One of my fondest family memories was driving through Gippsland Victoria through to the New South Wales south coast all the way to Eden, where, in the middle of winter, we had hoped to spot some whales along their migration route up the coast.

When I turned on the news one morning in Australia that place was a hellish inferno. It was not the sleepy seaside town that I had once known. The skies were a deep red, smoke clouded the streets, and some photos even showed the skies being pitch black at 3pm.

I’ve never experienced this kind of sadness and sheer shock and disbelief over something I literally have no control over. Perhaps this is why I’m feeling such an impending sense of helplessness.

I feel hypocritical, because how can I feel sad for the planet when my carbon footprint is so high.

I’ve asked myself, how can I continue to do the work that I do, and make it more sustainable. How can I be more ethical in my day to day life?

As of January 1st, I became plant-based. Once my holiday is over, I am asking all my clients to add a carbon offset to all my flights, and each month I will be planting trees if I’ve had to travel for work.

What I can do right now is use my voice to spread the word about the bushfires in Australia, and the effect that climate change will have on our planet if we don’t change our behaviours now.

What’s happening to my home is truly devastating, and it’s ok to feel sad. I’m allowed to do the work I do and still feel bad. I’m still allowed to protest and raise awareness about climate change. Nobody is perfect.

I’ve allowed myself to cry, and even though I’ve resumed work- it doesn’t mean I don’t still care. I do.

Please donate <3

WIRES https://www.wires.org.au/donate/emergency-fund

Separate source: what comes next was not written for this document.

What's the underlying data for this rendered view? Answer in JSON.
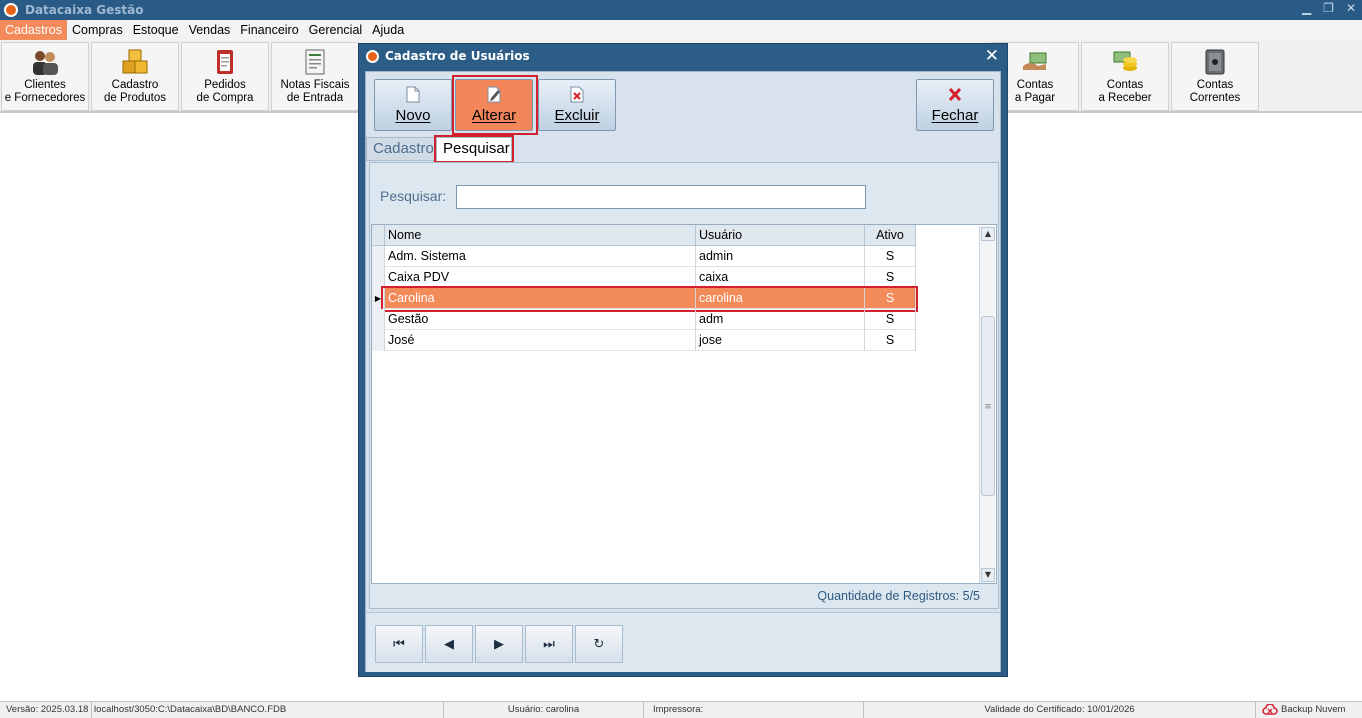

Celeste Barber’s Bushfire Appeal https://www.facebook.com/donate/1010958179269977/

First Nations Fundraiser https://au.gofundme.com/f/fire-relief-fund-for-first-nation…